WORK INSTRUCTIONS
When you return the data, keep every line exactly as it is and leave out the pictures.

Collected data
────────

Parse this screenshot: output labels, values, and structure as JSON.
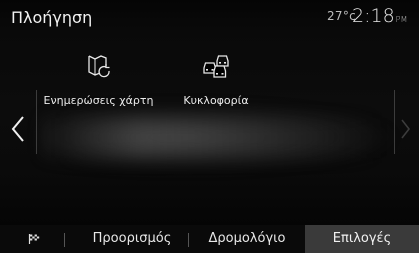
{
  "header": {
    "title": "Πλοήγηση",
    "temperature": "27°c",
    "time": "2:18",
    "ampm": "PM"
  },
  "tiles": [
    {
      "label": "Ενημερώσεις χάρτη",
      "icon": "map-refresh-icon"
    },
    {
      "label": "Κυκλοφορία",
      "icon": "traffic-cars-icon"
    }
  ],
  "bottom_bar": {
    "flag_icon": "flag-icon",
    "tabs": [
      "Προορισμός",
      "Δρομολόγιο",
      "Επιλογές"
    ],
    "active_tab": "Επιλογές"
  },
  "colors": {
    "background": "#0a0a0a",
    "active_tab": "#3a3a3a",
    "text": "#ececec"
  }
}
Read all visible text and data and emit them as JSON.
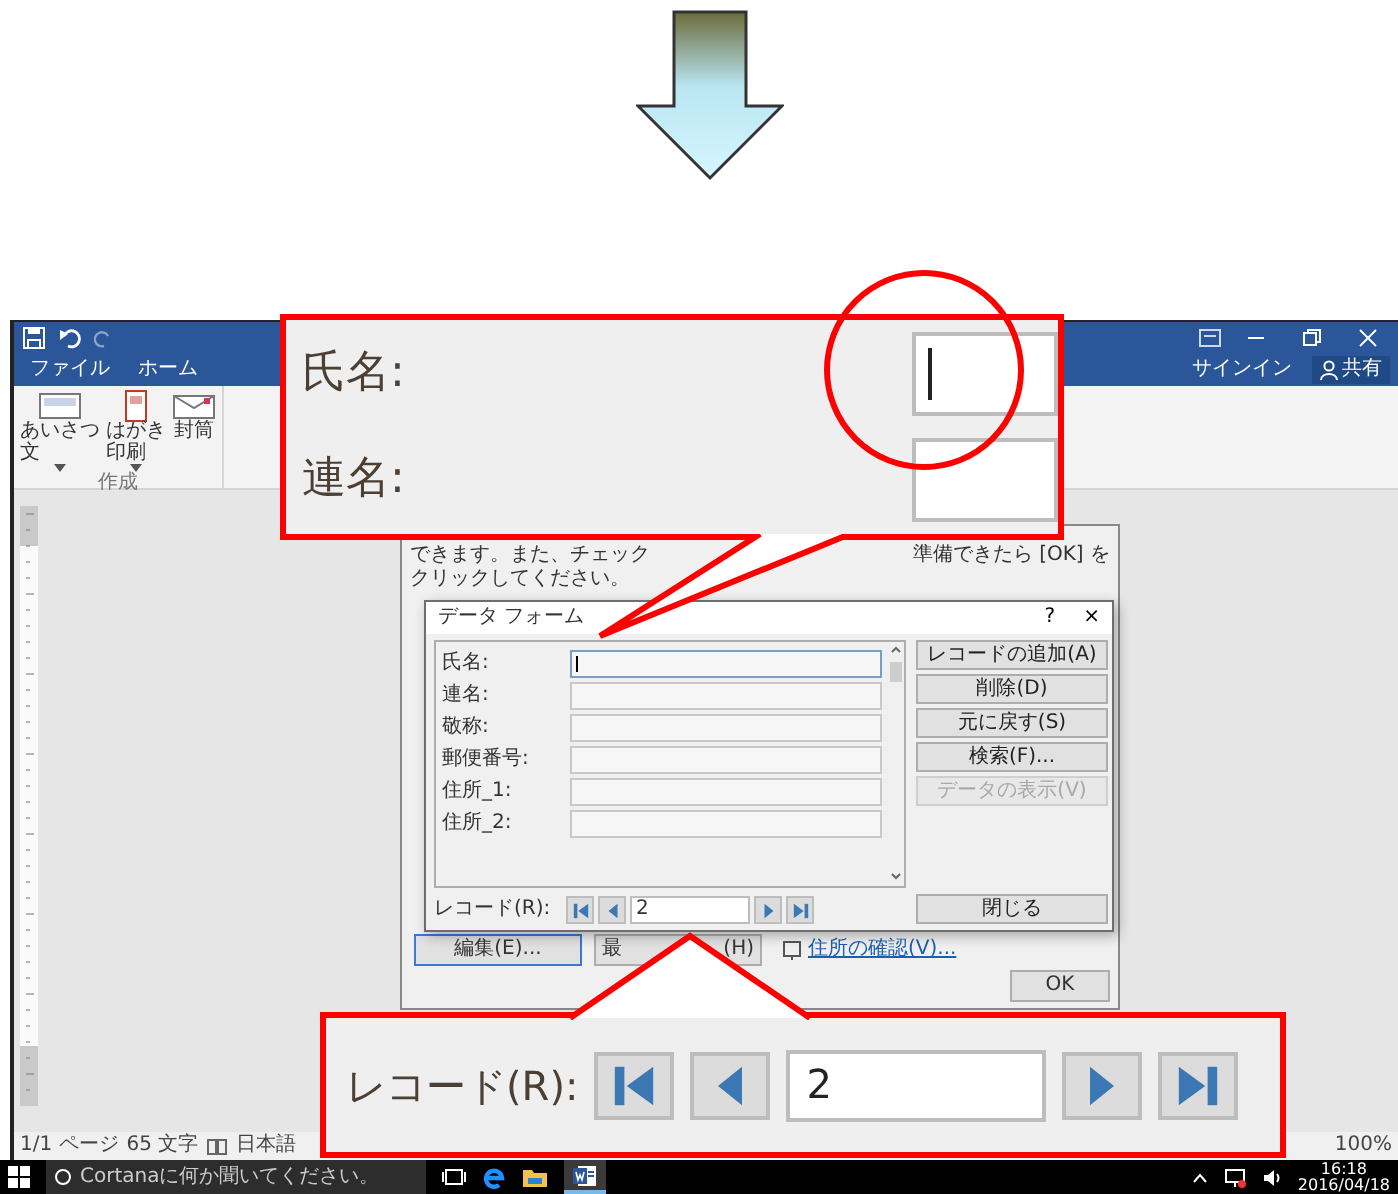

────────

SOLUTION FOR THIS EXERCISE
Parse this screenshot: output labels, values, and structure as JSON.
{
  "header": {
    "title": "Πλοήγηση",
    "temperature": "27°c",
    "time": "2:18",
    "ampm": "PM"
  },
  "tiles": [
    {
      "label": "Ενημερώσεις χάρτη",
      "icon": "map-refresh-icon"
    },
    {
      "label": "Κυκλοφορία",
      "icon": "traffic-cars-icon"
    }
  ],
  "bottom_bar": {
    "flag_icon": "flag-icon",
    "tabs": [
      "Προορισμός",
      "Δρομολόγιο",
      "Επιλογές"
    ],
    "active_tab": "Επιλογές"
  },
  "colors": {
    "background": "#0a0a0a",
    "active_tab": "#3a3a3a",
    "text": "#ececec"
  }
}
Read all visible text and data and emit them as JSON.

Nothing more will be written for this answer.